● PROBLEM STATEMENT
Find every line in the records below that holds the word "Protocol" and copy it.

● AVAILABLE DATA
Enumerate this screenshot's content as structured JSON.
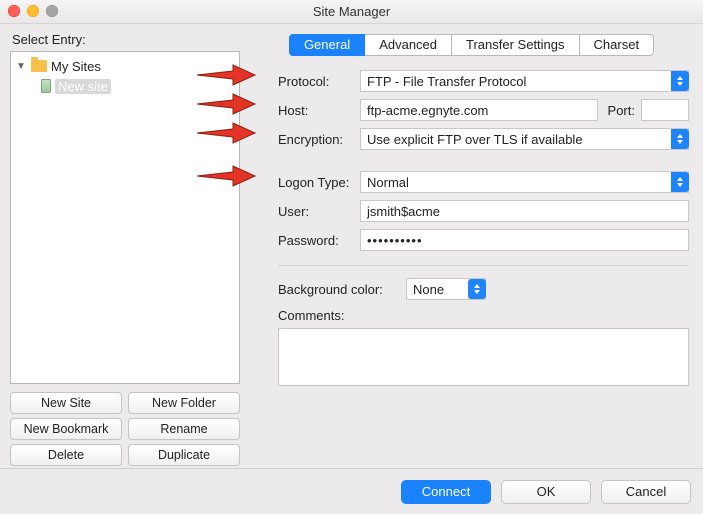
{
  "window": {
    "title": "Site Manager"
  },
  "left": {
    "label": "Select Entry:",
    "tree": {
      "root": "My Sites",
      "child": "New site"
    },
    "buttons": {
      "new_site": "New Site",
      "new_folder": "New Folder",
      "new_bookmark": "New Bookmark",
      "rename": "Rename",
      "delete": "Delete",
      "duplicate": "Duplicate"
    }
  },
  "tabs": {
    "general": "General",
    "advanced": "Advanced",
    "transfer": "Transfer Settings",
    "charset": "Charset"
  },
  "form": {
    "protocol_label": "Protocol:",
    "protocol_value": "FTP - File Transfer Protocol",
    "host_label": "Host:",
    "host_value": "ftp-acme.egnyte.com",
    "port_label": "Port:",
    "port_value": "",
    "encryption_label": "Encryption:",
    "encryption_value": "Use explicit FTP over TLS if available",
    "logon_label": "Logon Type:",
    "logon_value": "Normal",
    "user_label": "User:",
    "user_value": "jsmith$acme",
    "password_label": "Password:",
    "password_value": "••••••••••",
    "bgcolor_label": "Background color:",
    "bgcolor_value": "None",
    "comments_label": "Comments:"
  },
  "footer": {
    "connect": "Connect",
    "ok": "OK",
    "cancel": "Cancel"
  }
}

● ANSWER FOR THIS EXERCISE
    "protocol_label": "Protocol:",
    "protocol_value": "FTP - File Transfer Protocol",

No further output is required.